    Physical Review A 12/2013; 90(2). · 2.99 Impact Factor

Publication Stats

19k Citations
2,259.47 Total Impact Points


  • 2014
    • Lomonosov Moscow State University
      • International Laser Center
      Moskva, Moscow, Russia
  • 2012–2014
    • Baylor University
      Waco, Texas, United States
    • University of California, Irvine
      Irvine, California, United States
  • 1995–2014
    • Texas A&M University
      • • Department of Electrical and Computer Engineering
      • • Department of Physics and Astronomy
      • • Department of Chemical Engineering
      College Station, Texas, United States
  • 2013
    • Universität Ulm
      Ulm, Baden-Württemberg, Germany
  • 2007–2012
    • University of Wisconsin - Milwaukee
      • Department of Physics
      Milwaukee, WI, United States
  • 1972–2012
    • The University of Arizona
      • College of Optical Sciences
      Tucson, AZ, United States
  • 1970–2012
    • Princeton University
      • Department of Chemistry
      Princeton, New Jersey, United States
    • Yale University
      New Haven, Connecticut, United States
  • 2011
    • Harvard University
      • School of Engineering and Applied Sciences
      Cambridge, MA, United States
  • 2008
    • National Academy of Sciences of Belarus
      Myenyesk, Minsk, Belarus
    • Oklahoma State University - Stillwater

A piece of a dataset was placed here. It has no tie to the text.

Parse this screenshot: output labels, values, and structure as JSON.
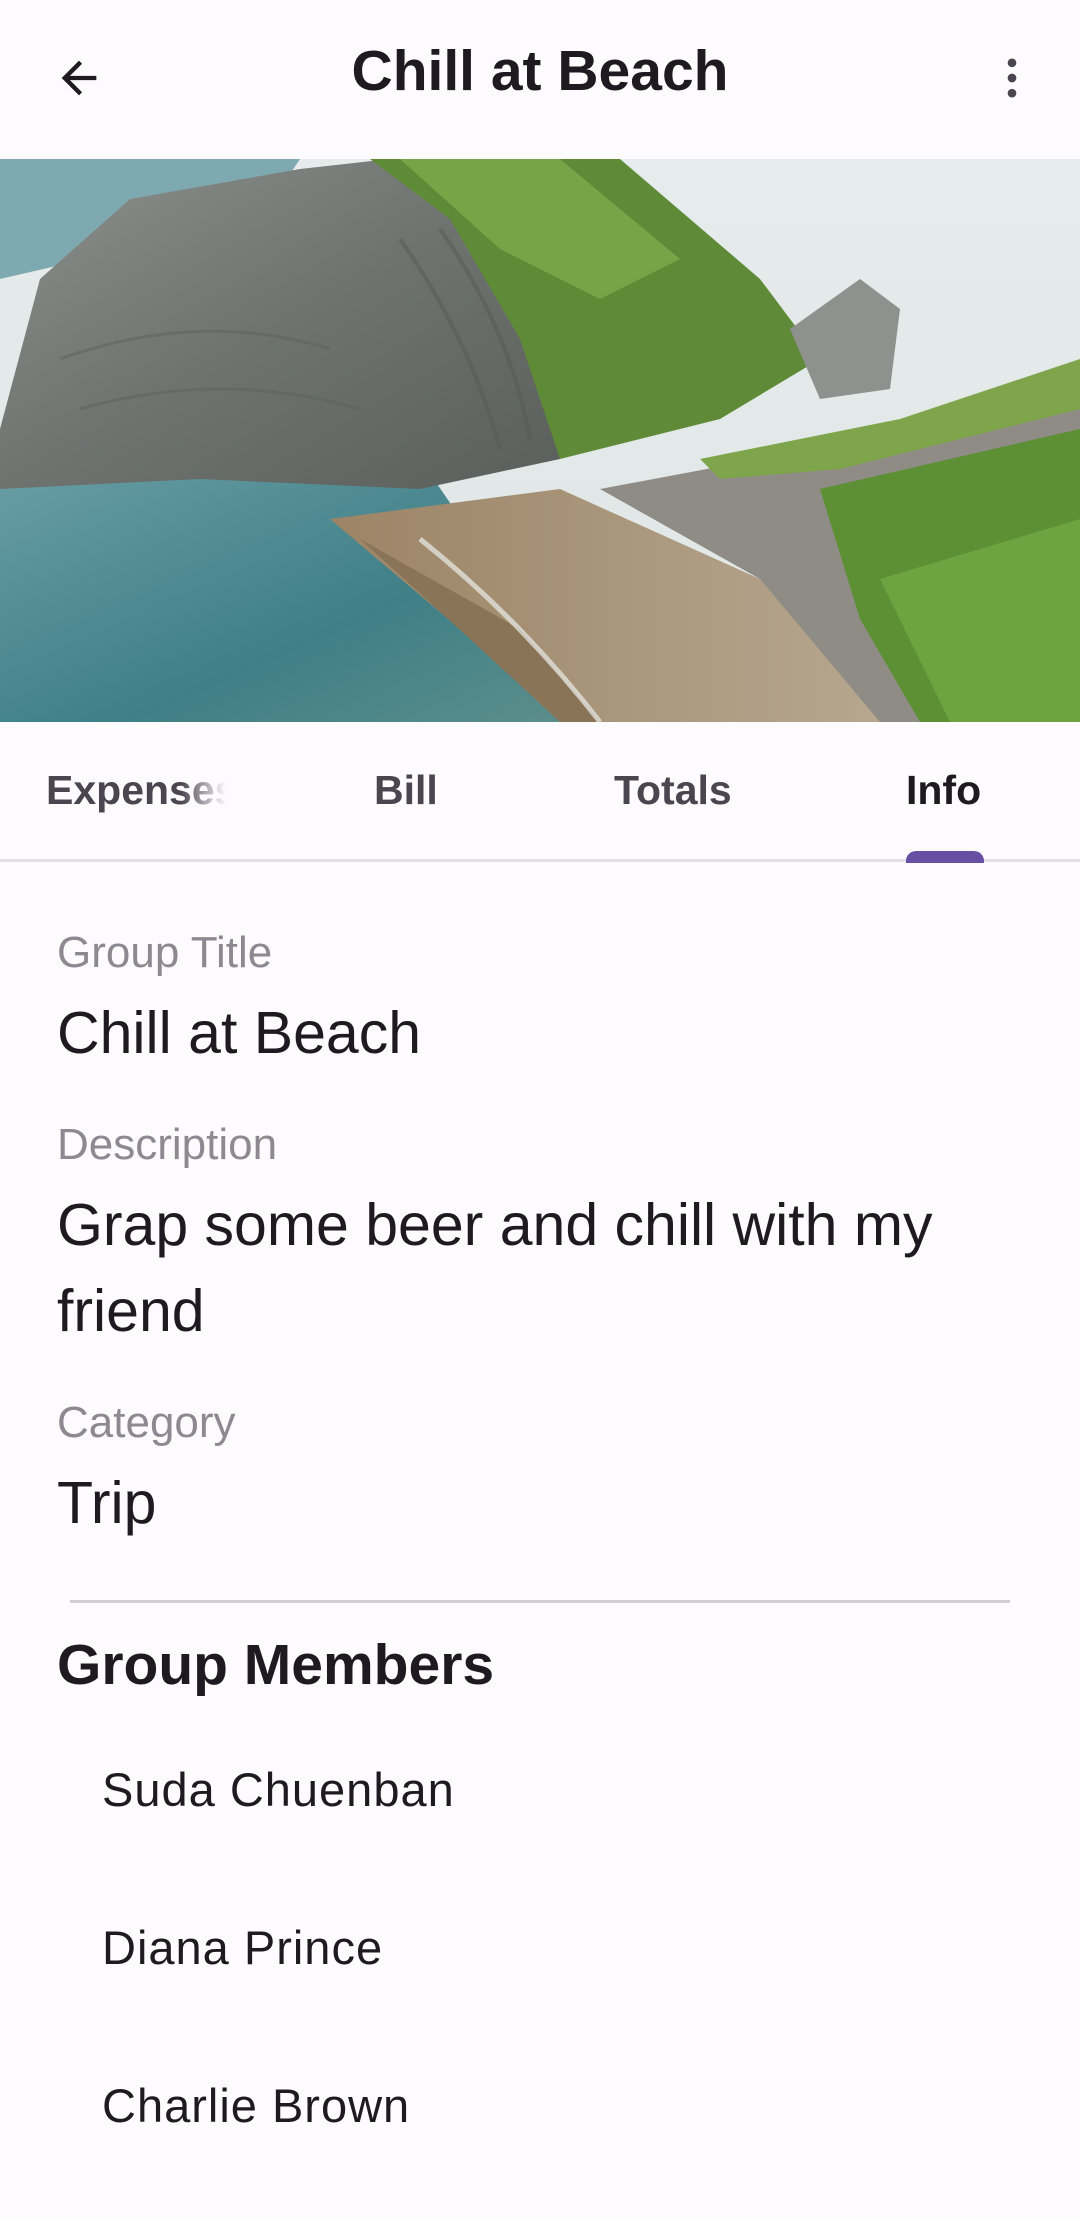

      • Department of Physics
      Stillwater, OK, United States
  • 1982–2007
    • Max Planck Institute of Quantum Optics

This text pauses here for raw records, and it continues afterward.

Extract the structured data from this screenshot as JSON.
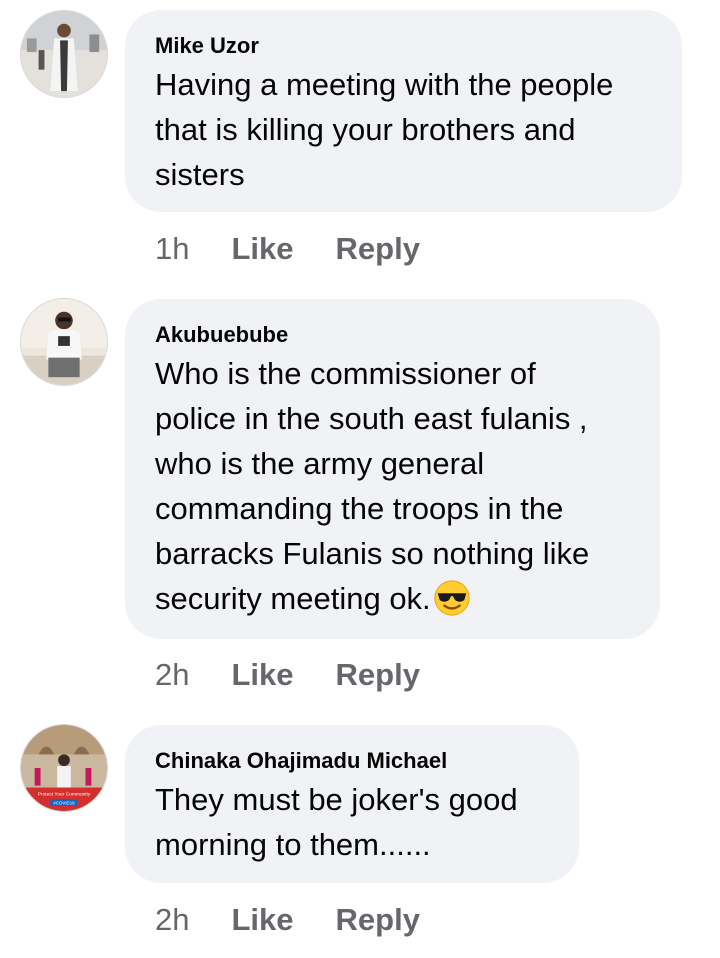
{
  "comments": [
    {
      "author": "Mike Uzor",
      "avatar_icon": "user-avatar-photo",
      "text": "Having a meeting with the people\nthat is killing your brothers and\nsisters",
      "time": "1h",
      "like_label": "Like",
      "reply_label": "Reply"
    },
    {
      "author": "Akubuebube",
      "avatar_icon": "user-avatar-photo",
      "text": "Who is the commissioner of\npolice in the south east fulanis ,\nwho is the army general\ncommanding the troops in the\nbarracks Fulanis so nothing like\nsecurity meeting ok.",
      "emoji_icon": "smiling-face-with-sunglasses-emoji",
      "time": "2h",
      "like_label": "Like",
      "reply_label": "Reply"
    },
    {
      "author": "Chinaka Ohajimadu Michael",
      "avatar_icon": "user-avatar-photo",
      "avatar_banner_lines": [
        "Protect Your Community",
        "#COVID19"
      ],
      "text": "They must be joker's good\nmorning to them......",
      "time": "2h",
      "like_label": "Like",
      "reply_label": "Reply"
    }
  ],
  "colors": {
    "bubble": "#f0f2f5",
    "meta_text": "#65676b",
    "body_text": "#050505"
  }
}
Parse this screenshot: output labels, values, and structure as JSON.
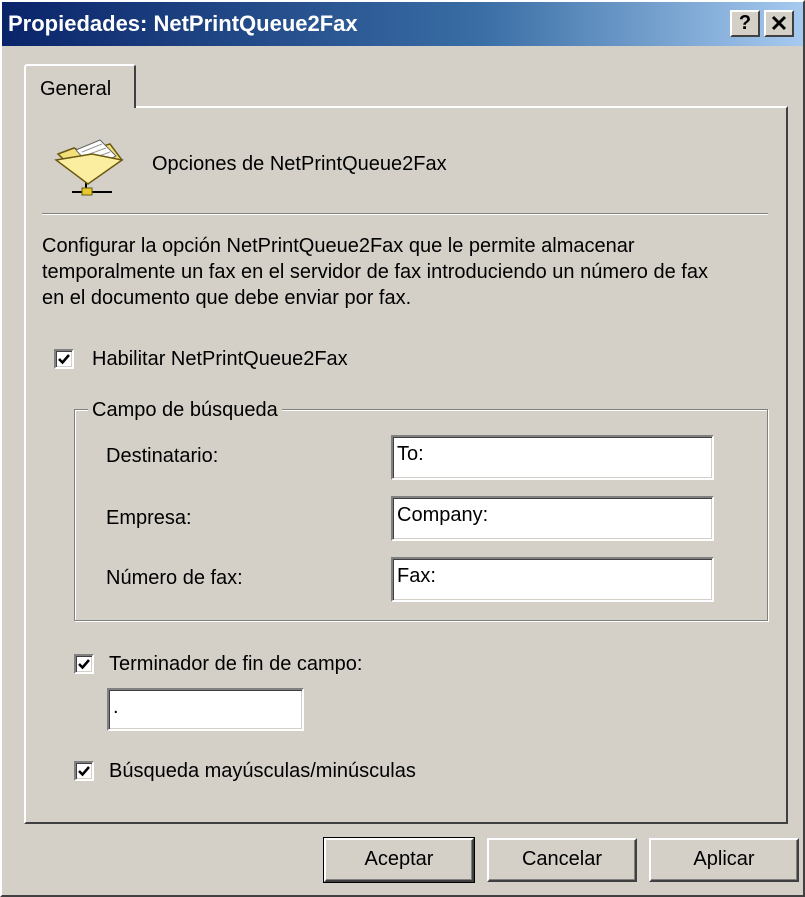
{
  "window": {
    "title": "Propiedades: NetPrintQueue2Fax",
    "help_label": "?",
    "close_label": "✕"
  },
  "tabs": [
    {
      "label": "General"
    }
  ],
  "header": {
    "icon": "folder-icon",
    "title": "Opciones de NetPrintQueue2Fax"
  },
  "description": [
    "Configurar la opción NetPrintQueue2Fax que le permite almacenar",
    "temporalmente un fax en el servidor de fax introduciendo un número de fax",
    "en el documento que debe enviar por fax."
  ],
  "enable_checkbox": {
    "label": "Habilitar NetPrintQueue2Fax",
    "checked": true
  },
  "search_group": {
    "legend": "Campo de búsqueda",
    "fields": [
      {
        "label": "Destinatario:",
        "value": "To:"
      },
      {
        "label": "Empresa:",
        "value": "Company:"
      },
      {
        "label": "Número de fax:",
        "value": "Fax:"
      }
    ]
  },
  "terminator": {
    "label": "Terminador de fin de campo:",
    "checked": true,
    "value": "."
  },
  "case_checkbox": {
    "label": "Búsqueda mayúsculas/minúsculas",
    "checked": true
  },
  "buttons": {
    "ok": "Aceptar",
    "cancel": "Cancelar",
    "apply": "Aplicar"
  }
}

      Arching, Bavaria, Germany
  • 1981–2007
    • University of New Mexico
      • Department of Physics & Astronomy
      Albuquerque, New Mexico, United States
  • 2005
    • Russian Academy of Sciences
      • Institute of Applied Physics
      Moscow, Moscow, Russia
  • 2004
    • Tel Aviv University
      • Department of Physics and Astronomy
      Tell Afif, Tel Aviv, Israel
  • 2001–2002
    • Carl von Ossietzky Universität Oldenburg
      • Department of Physics
      Oldenburg, Lower Saxony, Germany
  • 2000–2001
    • Harvard-Smithsonian Center for Astrophysics
      • Institute for Theoretical Atomic, Molecular and Optical Physics
      Cambridge, Massachusetts, United States
  • 1994–1999
    • Ludwig-Maximilians-University of Munich
      München, Bavaria, Germany
  • 1994–1997
    • Houston Advanced Research Center
      The Woodlands, Texas, United States
  • 1990–1992
    • Drexel University
      • Department of Physics
      Philadelphia, Pennsylvania, United States
    • University of Colorado at Boulder
      • Department of Physics
      Boulder, Colorado, United States
  • 1988
    • Shanghai Jiao Tong University
      Shanghai, Shanghai Shi, China
    • University of Warsaw
      • Institute of Theoretical Physics
      Warsaw, Masovian Voivodeship, Poland
  • 1986
    • City University of New York - Hunter College
      Manhattan, New York, United States
  • 1980
    • Stanford University
      Palo Alto, California, United States
  • 1976
    • University of Southern California
      Los Angeles, California, United States
  • 1969–1971
    • Massachusetts Institute of Technology
      Cambridge, Massachusetts, United States